By Gwen Rockwood, newspaper columnist and Motherlode mama of 3
It’s just another typical day at the office. As I type these words, I can hear my office mates down the hall. They’re searching for the bubblegum-flavored toothpaste, opening drawers and cabinets, and coming up empty. “Mom, where’s the toothpaste?” So I stop my work mid-sentence and jog down the hall to hand them the tube of toothpaste that was right there in the top drawer the whole time.
Now, back to work. I get two more paragraphs cranked out and reply to some new e-mail messages that just showed up in my inbox. That’s when I hear the low hum of the clothes dryer stop. So I jump up from my desk chair, walk six steps due south and empty the warm shirts into a clothes basket. Got to get them on hangers before they wrinkle.

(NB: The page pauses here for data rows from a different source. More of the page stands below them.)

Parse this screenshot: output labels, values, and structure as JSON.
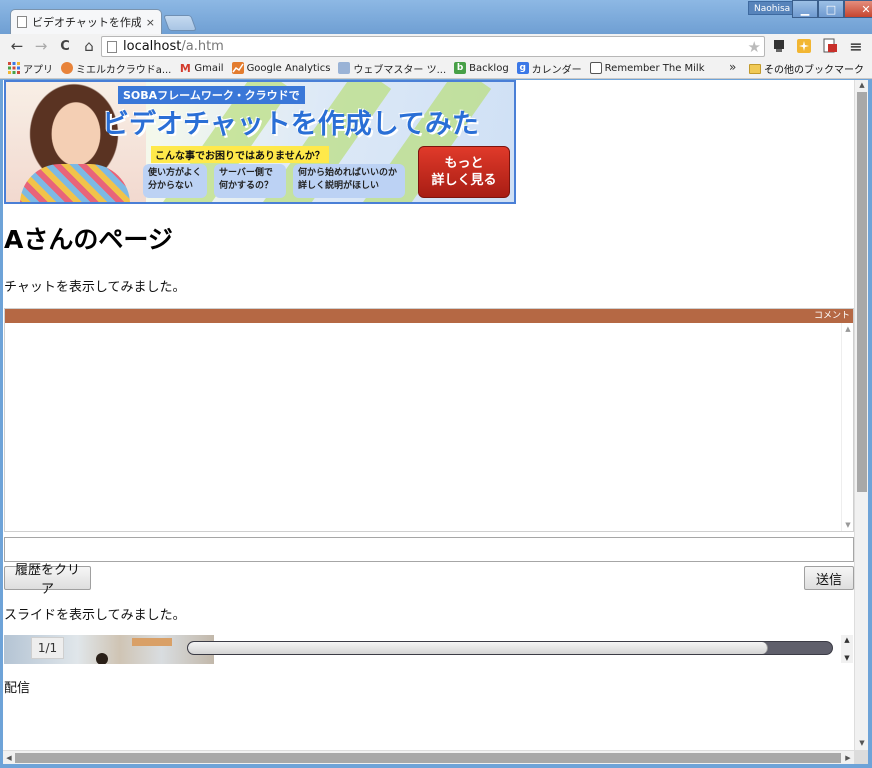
{
  "window": {
    "tab_title": "ビデオチャットを作成し",
    "tab_close": "×",
    "profile_name": "Naohisa",
    "minimize": "▁",
    "maximize": "□",
    "close": "✕"
  },
  "toolbar": {
    "back": "←",
    "forward": "→",
    "reload": "C",
    "home": "⌂",
    "url_host": "localhost",
    "url_path": "/a.htm",
    "star": "★",
    "menu": "≡"
  },
  "bookmarks": {
    "items": [
      {
        "label": "アプリ",
        "icon": "apps-grid-icon",
        "color": "#d04a3a"
      },
      {
        "label": "ミエルカクラウドa...",
        "icon": "cloud-icon",
        "color": "#e8833a"
      },
      {
        "label": "Gmail",
        "icon": "gmail-icon",
        "color": "#d33b2c"
      },
      {
        "label": "Google Analytics",
        "icon": "analytics-icon",
        "color": "#e37c2e"
      },
      {
        "label": "ウェブマスター ツ...",
        "icon": "webmaster-icon",
        "color": "#5a8fd8"
      },
      {
        "label": "Backlog",
        "icon": "backlog-icon",
        "color": "#47a047"
      },
      {
        "label": "カレンダー",
        "icon": "google-calendar-icon",
        "color": "#3b78e7"
      },
      {
        "label": "Remember The Milk",
        "icon": "cow-icon",
        "color": "#555555"
      }
    ],
    "more": "»",
    "other": "その他のブックマーク"
  },
  "banner": {
    "kicker": "SOBAフレームワーク・クラウドで",
    "headline": "ビデオチャットを作成してみた",
    "question": "こんな事でお困りではありませんか？",
    "bubbles": [
      {
        "line1": "使い方がよく",
        "line2": "分からない"
      },
      {
        "line1": "サーバー側で",
        "line2": "何かするの？"
      },
      {
        "line1": "何から始めればいいのか",
        "line2": "詳しく説明がほしい"
      }
    ],
    "cta_line1": "もっと",
    "cta_line2": "詳しく見る"
  },
  "page": {
    "heading": "Aさんのページ",
    "chat_intro": "チャットを表示してみました。",
    "chat_header": "コメント",
    "clear_button": "履歴をクリア",
    "send_button": "送信",
    "slide_intro": "スライドを表示してみました。",
    "slide_counter": "1/1",
    "slide_progress": 0.9,
    "stream_label": "配信"
  }
}
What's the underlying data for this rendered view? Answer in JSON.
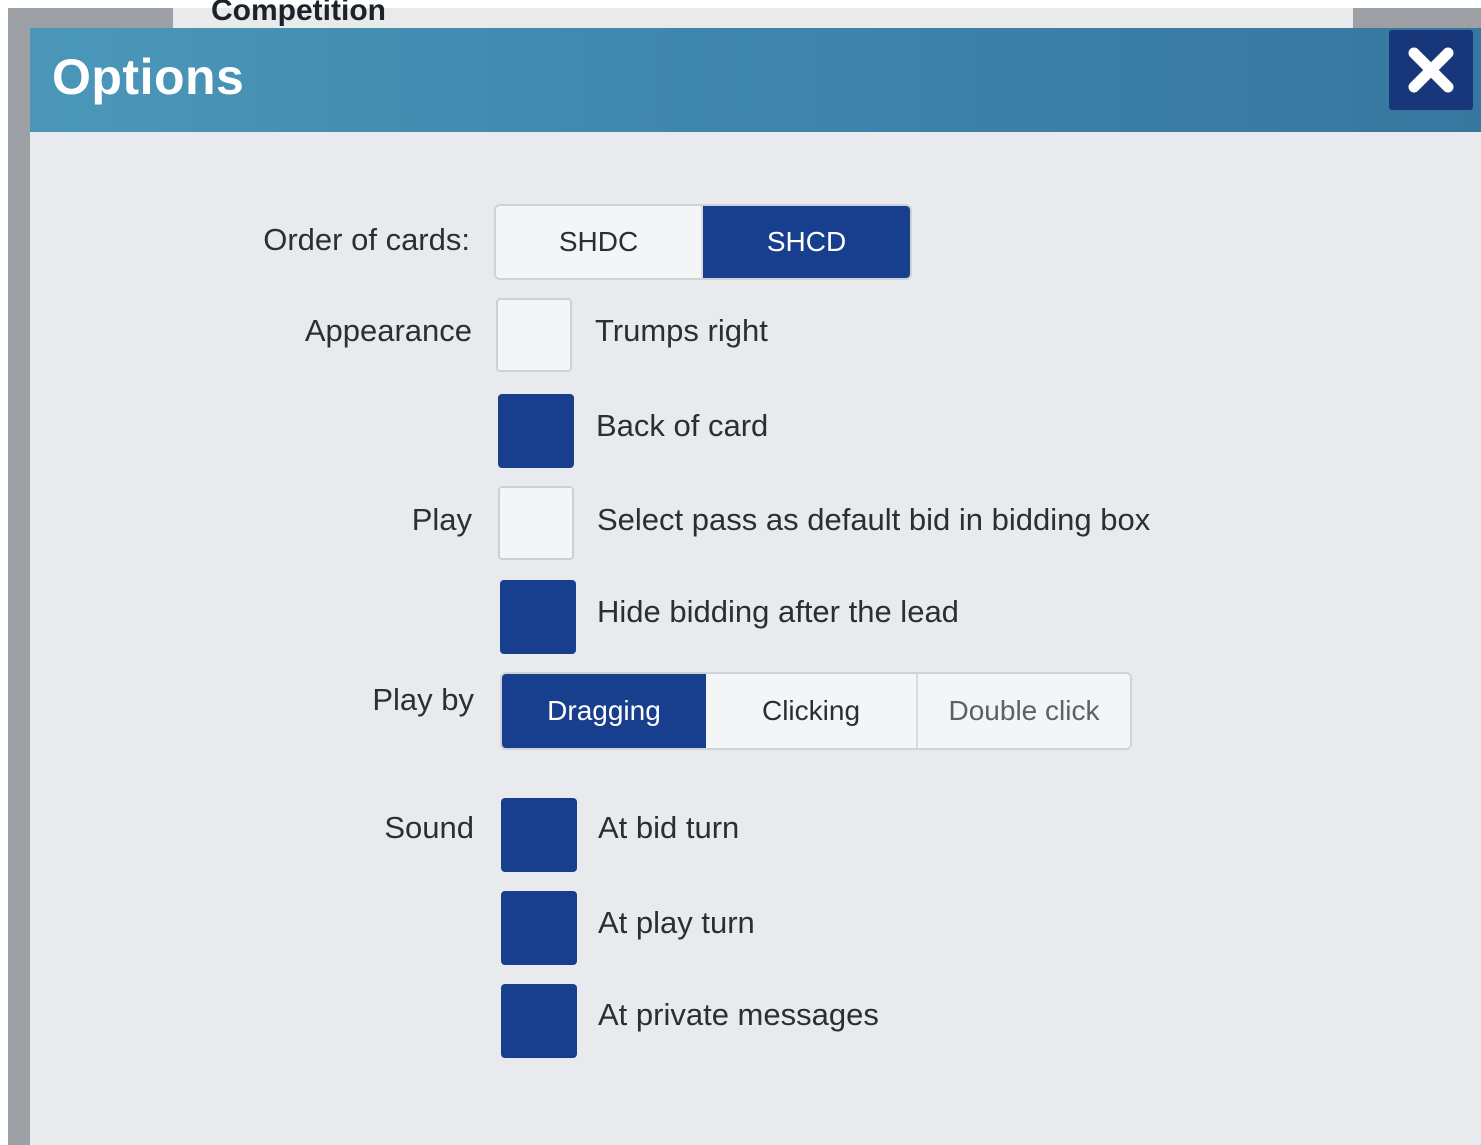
{
  "background_tab": {
    "label": "Competition"
  },
  "dialog": {
    "title": "Options",
    "close_icon": "close-icon"
  },
  "order_of_cards": {
    "label": "Order of cards:",
    "options": [
      "SHDC",
      "SHCD"
    ],
    "selected": "SHCD"
  },
  "appearance": {
    "label": "Appearance",
    "items": [
      {
        "label": "Trumps right",
        "checked": false
      },
      {
        "label": "Back of card",
        "checked": true
      }
    ]
  },
  "play": {
    "label": "Play",
    "items": [
      {
        "label": "Select pass as default bid in bidding box",
        "checked": false
      },
      {
        "label": "Hide bidding after the lead",
        "checked": true
      }
    ]
  },
  "play_by": {
    "label": "Play by",
    "options": [
      "Dragging",
      "Clicking",
      "Double click"
    ],
    "selected": "Dragging"
  },
  "sound": {
    "label": "Sound",
    "items": [
      {
        "label": "At bid turn",
        "checked": true
      },
      {
        "label": "At play turn",
        "checked": true
      },
      {
        "label": "At private messages",
        "checked": true
      }
    ]
  },
  "colors": {
    "titlebar": "#4090b4",
    "accent": "#173f8e",
    "dialog_bg": "#e8eaed"
  }
}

Five minutes later, I’m back. Now, where was I? Oh yes, third paragraph. Admittedly, it’s probably not the most efficient way to work – stopping to change loads of laundry and find toothpaste – but it’s a reality for me and lots of other people who work from home. It’s nearly 9 p.m. and while most people are winding down toward bedtime, I’ve got about two more hours here at the keyboard to get the big stuff done on time. When you work from home, you learn to work when conditions are most conducive and, for me, that’s after our three kids have gone to bed. Daytime hours are broken up by school drop-off, pick-up, lunchtime, snack time, diaper time, etc.

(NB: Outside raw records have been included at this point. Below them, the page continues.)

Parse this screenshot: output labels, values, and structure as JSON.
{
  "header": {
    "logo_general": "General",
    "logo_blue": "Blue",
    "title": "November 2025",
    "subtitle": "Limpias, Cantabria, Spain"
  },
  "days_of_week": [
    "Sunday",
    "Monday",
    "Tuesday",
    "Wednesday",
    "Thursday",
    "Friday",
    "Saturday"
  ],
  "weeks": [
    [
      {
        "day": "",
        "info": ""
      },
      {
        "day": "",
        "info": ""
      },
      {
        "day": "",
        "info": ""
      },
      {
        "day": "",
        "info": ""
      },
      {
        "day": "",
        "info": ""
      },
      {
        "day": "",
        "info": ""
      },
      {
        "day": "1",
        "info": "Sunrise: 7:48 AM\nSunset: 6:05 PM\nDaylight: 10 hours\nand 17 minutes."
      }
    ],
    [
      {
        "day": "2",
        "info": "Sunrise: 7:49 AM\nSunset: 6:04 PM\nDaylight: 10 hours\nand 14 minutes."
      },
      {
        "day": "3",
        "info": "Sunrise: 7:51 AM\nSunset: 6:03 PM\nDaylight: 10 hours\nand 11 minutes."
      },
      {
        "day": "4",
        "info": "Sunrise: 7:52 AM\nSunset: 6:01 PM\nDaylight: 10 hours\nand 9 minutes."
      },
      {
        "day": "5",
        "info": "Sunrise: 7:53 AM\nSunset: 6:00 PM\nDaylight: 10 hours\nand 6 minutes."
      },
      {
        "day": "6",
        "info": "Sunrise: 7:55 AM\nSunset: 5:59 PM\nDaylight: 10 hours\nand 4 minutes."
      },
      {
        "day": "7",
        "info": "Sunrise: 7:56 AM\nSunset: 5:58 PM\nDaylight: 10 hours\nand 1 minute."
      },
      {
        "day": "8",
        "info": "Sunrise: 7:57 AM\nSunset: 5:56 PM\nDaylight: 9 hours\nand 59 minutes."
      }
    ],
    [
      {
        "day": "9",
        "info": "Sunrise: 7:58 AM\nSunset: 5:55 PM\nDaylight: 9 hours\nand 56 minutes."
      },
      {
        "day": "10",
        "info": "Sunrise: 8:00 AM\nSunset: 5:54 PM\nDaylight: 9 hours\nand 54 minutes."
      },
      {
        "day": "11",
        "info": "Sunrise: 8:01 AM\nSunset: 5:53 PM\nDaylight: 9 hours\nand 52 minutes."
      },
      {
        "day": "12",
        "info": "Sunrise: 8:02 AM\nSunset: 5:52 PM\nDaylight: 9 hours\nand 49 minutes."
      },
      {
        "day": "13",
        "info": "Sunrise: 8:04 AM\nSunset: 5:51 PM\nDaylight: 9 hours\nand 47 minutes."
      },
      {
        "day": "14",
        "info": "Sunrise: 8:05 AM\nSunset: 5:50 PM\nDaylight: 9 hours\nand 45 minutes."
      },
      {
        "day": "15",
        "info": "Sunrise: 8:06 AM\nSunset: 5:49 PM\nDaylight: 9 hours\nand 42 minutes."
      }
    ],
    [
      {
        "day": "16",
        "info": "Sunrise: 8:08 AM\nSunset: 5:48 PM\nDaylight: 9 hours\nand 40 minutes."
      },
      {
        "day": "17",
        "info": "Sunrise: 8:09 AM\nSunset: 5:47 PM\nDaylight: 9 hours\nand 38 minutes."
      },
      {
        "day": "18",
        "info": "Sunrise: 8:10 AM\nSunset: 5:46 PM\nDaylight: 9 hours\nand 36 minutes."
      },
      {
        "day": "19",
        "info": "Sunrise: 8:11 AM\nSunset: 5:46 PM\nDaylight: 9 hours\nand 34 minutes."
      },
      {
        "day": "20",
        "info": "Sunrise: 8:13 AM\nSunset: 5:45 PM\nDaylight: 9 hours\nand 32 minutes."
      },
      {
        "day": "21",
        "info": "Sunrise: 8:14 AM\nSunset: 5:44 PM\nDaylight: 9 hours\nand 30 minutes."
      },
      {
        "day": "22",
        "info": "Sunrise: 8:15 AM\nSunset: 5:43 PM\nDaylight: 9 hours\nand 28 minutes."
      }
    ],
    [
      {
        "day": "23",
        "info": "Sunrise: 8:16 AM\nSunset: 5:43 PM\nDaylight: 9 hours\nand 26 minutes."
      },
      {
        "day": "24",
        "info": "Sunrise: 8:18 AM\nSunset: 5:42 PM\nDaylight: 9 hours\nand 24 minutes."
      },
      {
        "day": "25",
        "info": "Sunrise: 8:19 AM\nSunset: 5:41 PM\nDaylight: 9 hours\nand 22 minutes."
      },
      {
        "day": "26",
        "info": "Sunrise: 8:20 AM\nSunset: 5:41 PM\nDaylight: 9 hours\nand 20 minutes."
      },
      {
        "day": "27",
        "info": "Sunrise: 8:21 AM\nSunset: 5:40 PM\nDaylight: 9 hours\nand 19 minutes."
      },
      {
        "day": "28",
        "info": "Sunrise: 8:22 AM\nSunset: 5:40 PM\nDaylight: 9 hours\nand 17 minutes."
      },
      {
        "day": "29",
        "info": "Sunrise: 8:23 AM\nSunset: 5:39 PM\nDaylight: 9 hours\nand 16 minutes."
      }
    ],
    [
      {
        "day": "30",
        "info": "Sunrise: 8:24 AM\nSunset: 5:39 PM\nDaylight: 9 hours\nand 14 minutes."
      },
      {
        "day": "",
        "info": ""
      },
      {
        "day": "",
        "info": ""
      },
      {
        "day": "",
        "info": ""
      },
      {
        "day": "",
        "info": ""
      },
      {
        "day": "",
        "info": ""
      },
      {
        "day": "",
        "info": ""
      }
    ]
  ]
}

Lots of people think working from home is an ideal situation, and it certainly does have its perks. Nobody around here even bats an eye if I show up in my pajamas and make a few business calls before I even brush my hair. And I can stop at any point during my workday, grab my toddler and blow a raspberry on her stomach just to make her giggle. It’s definitely one of the better fringe benefits of clocking in at a home office and it’s the main reason I choose this particular brand of professional chaos.
On the other hand, it’s really frustrating when home stuff keeps interrupting your work flow. Especially in the writing process, it’s easy for me to abandon a tough project because the dishwasher needs to be loaded or the towels need to be folded. At home, there’s always something else you could be doing instead of what you’re supposed to be doing.

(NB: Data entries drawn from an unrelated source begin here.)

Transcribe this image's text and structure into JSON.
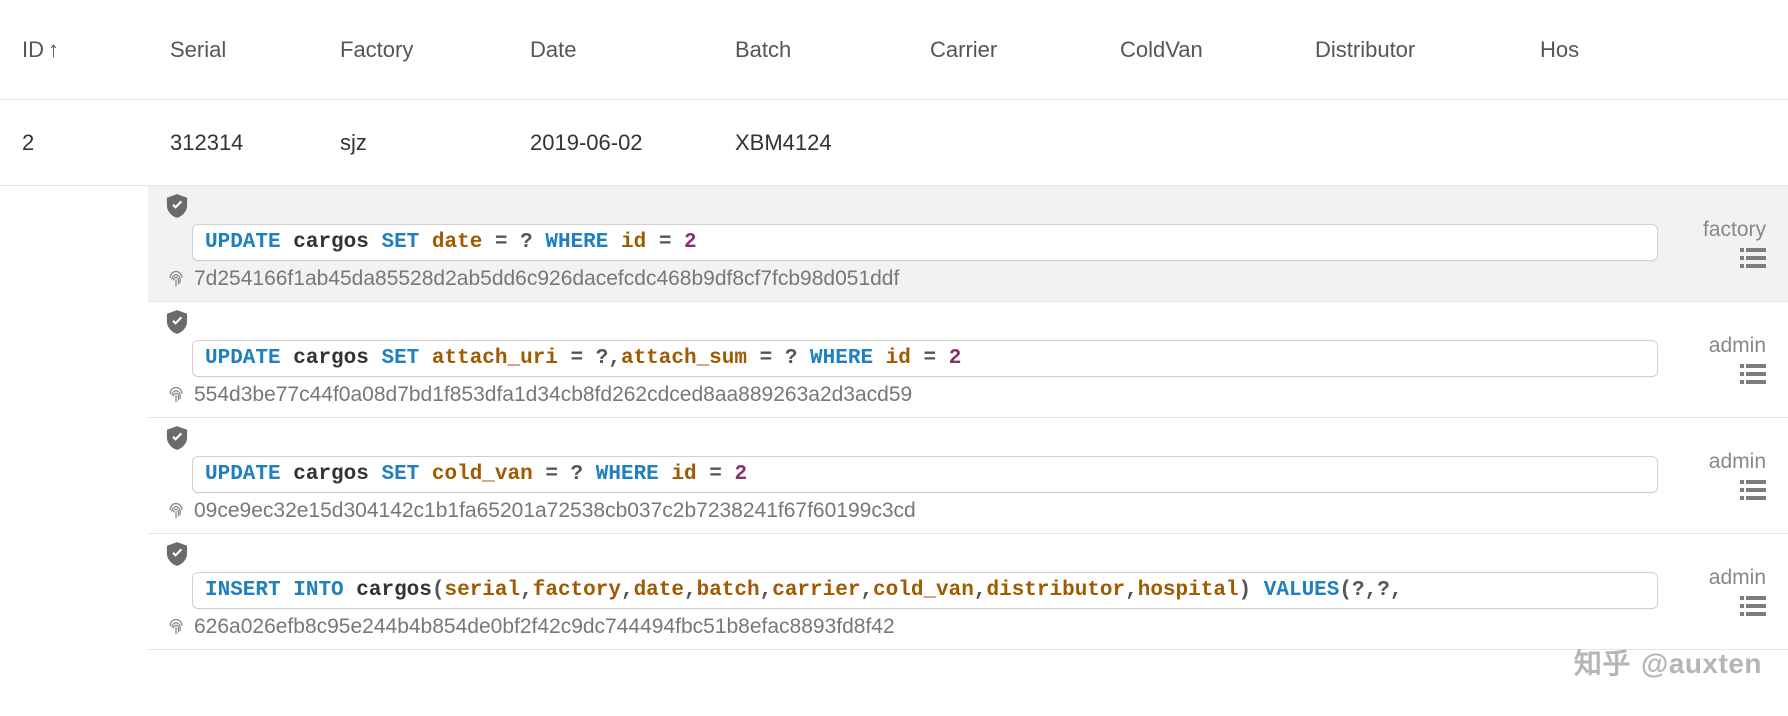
{
  "table": {
    "headers": {
      "id": "ID",
      "serial": "Serial",
      "factory": "Factory",
      "date": "Date",
      "batch": "Batch",
      "carrier": "Carrier",
      "coldvan": "ColdVan",
      "distributor": "Distributor",
      "hospital": "Hos"
    },
    "sort": {
      "column": "id",
      "dir": "asc",
      "glyph": "↑"
    },
    "row": {
      "id": "2",
      "serial": "312314",
      "factory": "sjz",
      "date": "2019-06-02",
      "batch": "XBM4124",
      "carrier": "",
      "coldvan": "",
      "distributor": "",
      "hospital": ""
    }
  },
  "logs": [
    {
      "highlight": true,
      "role": "factory",
      "hash": "7d254166f1ab45da85528d2ab5dd6c926dacefcdc468b9df8cf7fcb98d051ddf",
      "sql_tokens": [
        {
          "t": "kw",
          "v": "UPDATE"
        },
        {
          "t": "sp",
          "v": " "
        },
        {
          "t": "tbl",
          "v": "cargos"
        },
        {
          "t": "sp",
          "v": " "
        },
        {
          "t": "kw",
          "v": "SET"
        },
        {
          "t": "sp",
          "v": " "
        },
        {
          "t": "col",
          "v": "date"
        },
        {
          "t": "sp",
          "v": " "
        },
        {
          "t": "op",
          "v": "="
        },
        {
          "t": "sp",
          "v": " "
        },
        {
          "t": "q",
          "v": "?"
        },
        {
          "t": "sp",
          "v": " "
        },
        {
          "t": "kw",
          "v": "WHERE"
        },
        {
          "t": "sp",
          "v": " "
        },
        {
          "t": "col",
          "v": "id"
        },
        {
          "t": "sp",
          "v": " "
        },
        {
          "t": "op",
          "v": "="
        },
        {
          "t": "sp",
          "v": " "
        },
        {
          "t": "num",
          "v": "2"
        }
      ]
    },
    {
      "highlight": false,
      "role": "admin",
      "hash": "554d3be77c44f0a08d7bd1f853dfa1d34cb8fd262cdced8aa889263a2d3acd59",
      "sql_tokens": [
        {
          "t": "kw",
          "v": "UPDATE"
        },
        {
          "t": "sp",
          "v": " "
        },
        {
          "t": "tbl",
          "v": "cargos"
        },
        {
          "t": "sp",
          "v": " "
        },
        {
          "t": "kw",
          "v": "SET"
        },
        {
          "t": "sp",
          "v": " "
        },
        {
          "t": "col",
          "v": "attach_uri"
        },
        {
          "t": "sp",
          "v": " "
        },
        {
          "t": "op",
          "v": "="
        },
        {
          "t": "sp",
          "v": " "
        },
        {
          "t": "q",
          "v": "?"
        },
        {
          "t": "punc",
          "v": ","
        },
        {
          "t": "col",
          "v": "attach_sum"
        },
        {
          "t": "sp",
          "v": " "
        },
        {
          "t": "op",
          "v": "="
        },
        {
          "t": "sp",
          "v": " "
        },
        {
          "t": "q",
          "v": "?"
        },
        {
          "t": "sp",
          "v": " "
        },
        {
          "t": "kw",
          "v": "WHERE"
        },
        {
          "t": "sp",
          "v": " "
        },
        {
          "t": "col",
          "v": "id"
        },
        {
          "t": "sp",
          "v": " "
        },
        {
          "t": "op",
          "v": "="
        },
        {
          "t": "sp",
          "v": " "
        },
        {
          "t": "num",
          "v": "2"
        }
      ]
    },
    {
      "highlight": false,
      "role": "admin",
      "hash": "09ce9ec32e15d304142c1b1fa65201a72538cb037c2b7238241f67f60199c3cd",
      "sql_tokens": [
        {
          "t": "kw",
          "v": "UPDATE"
        },
        {
          "t": "sp",
          "v": " "
        },
        {
          "t": "tbl",
          "v": "cargos"
        },
        {
          "t": "sp",
          "v": " "
        },
        {
          "t": "kw",
          "v": "SET"
        },
        {
          "t": "sp",
          "v": " "
        },
        {
          "t": "col",
          "v": "cold_van"
        },
        {
          "t": "sp",
          "v": " "
        },
        {
          "t": "op",
          "v": "="
        },
        {
          "t": "sp",
          "v": " "
        },
        {
          "t": "q",
          "v": "?"
        },
        {
          "t": "sp",
          "v": " "
        },
        {
          "t": "kw",
          "v": "WHERE"
        },
        {
          "t": "sp",
          "v": " "
        },
        {
          "t": "col",
          "v": "id"
        },
        {
          "t": "sp",
          "v": " "
        },
        {
          "t": "op",
          "v": "="
        },
        {
          "t": "sp",
          "v": " "
        },
        {
          "t": "num",
          "v": "2"
        }
      ]
    },
    {
      "highlight": false,
      "role": "admin",
      "hash": "626a026efb8c95e244b4b854de0bf2f42c9dc744494fbc51b8efac8893fd8f42",
      "sql_tokens": [
        {
          "t": "kw",
          "v": "INSERT"
        },
        {
          "t": "sp",
          "v": " "
        },
        {
          "t": "kw",
          "v": "INTO"
        },
        {
          "t": "sp",
          "v": " "
        },
        {
          "t": "tbl",
          "v": "cargos"
        },
        {
          "t": "punc",
          "v": "("
        },
        {
          "t": "col",
          "v": "serial"
        },
        {
          "t": "punc",
          "v": ","
        },
        {
          "t": "col",
          "v": "factory"
        },
        {
          "t": "punc",
          "v": ","
        },
        {
          "t": "col",
          "v": "date"
        },
        {
          "t": "punc",
          "v": ","
        },
        {
          "t": "col",
          "v": "batch"
        },
        {
          "t": "punc",
          "v": ","
        },
        {
          "t": "col",
          "v": "carrier"
        },
        {
          "t": "punc",
          "v": ","
        },
        {
          "t": "col",
          "v": "cold_van"
        },
        {
          "t": "punc",
          "v": ","
        },
        {
          "t": "col",
          "v": "distributor"
        },
        {
          "t": "punc",
          "v": ","
        },
        {
          "t": "col",
          "v": "hospital"
        },
        {
          "t": "punc",
          "v": ")"
        },
        {
          "t": "sp",
          "v": " "
        },
        {
          "t": "kw",
          "v": "VALUES"
        },
        {
          "t": "punc",
          "v": "("
        },
        {
          "t": "q",
          "v": "?"
        },
        {
          "t": "punc",
          "v": ","
        },
        {
          "t": "q",
          "v": "?"
        },
        {
          "t": "punc",
          "v": ","
        }
      ]
    }
  ],
  "watermark": {
    "zhihu": "知乎",
    "handle": "@auxten"
  }
}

Conversely, working from home is also kind of like being stalked by your own job. When it’s time to relax and get your mind off business, there it is – calling you from the next room. “Hey there! Here I am! It’s me, your office inbox brimming full of things to get done for work. Don’t forget you’ve got a million things to do. I’m watching you, waiting for you.” Ugh. Sometimes it would be nice to put at least a few city blocks between me and that demanding pile of paperwork.
But if I did that then I wouldn’t be here to use my coffee break time to play a rousing game of Chutes & Ladders or to let the cable guy in sometime between the hours of 9 a.m. and noon. And of course the shirts would sit in the dryer until they’re more wrinkled than they were at the bottom of the clothes hamper. If I was at an office across town, my kids might never find that tube of toothpaste and then their teeth would rot out of their heads. We can’t have that.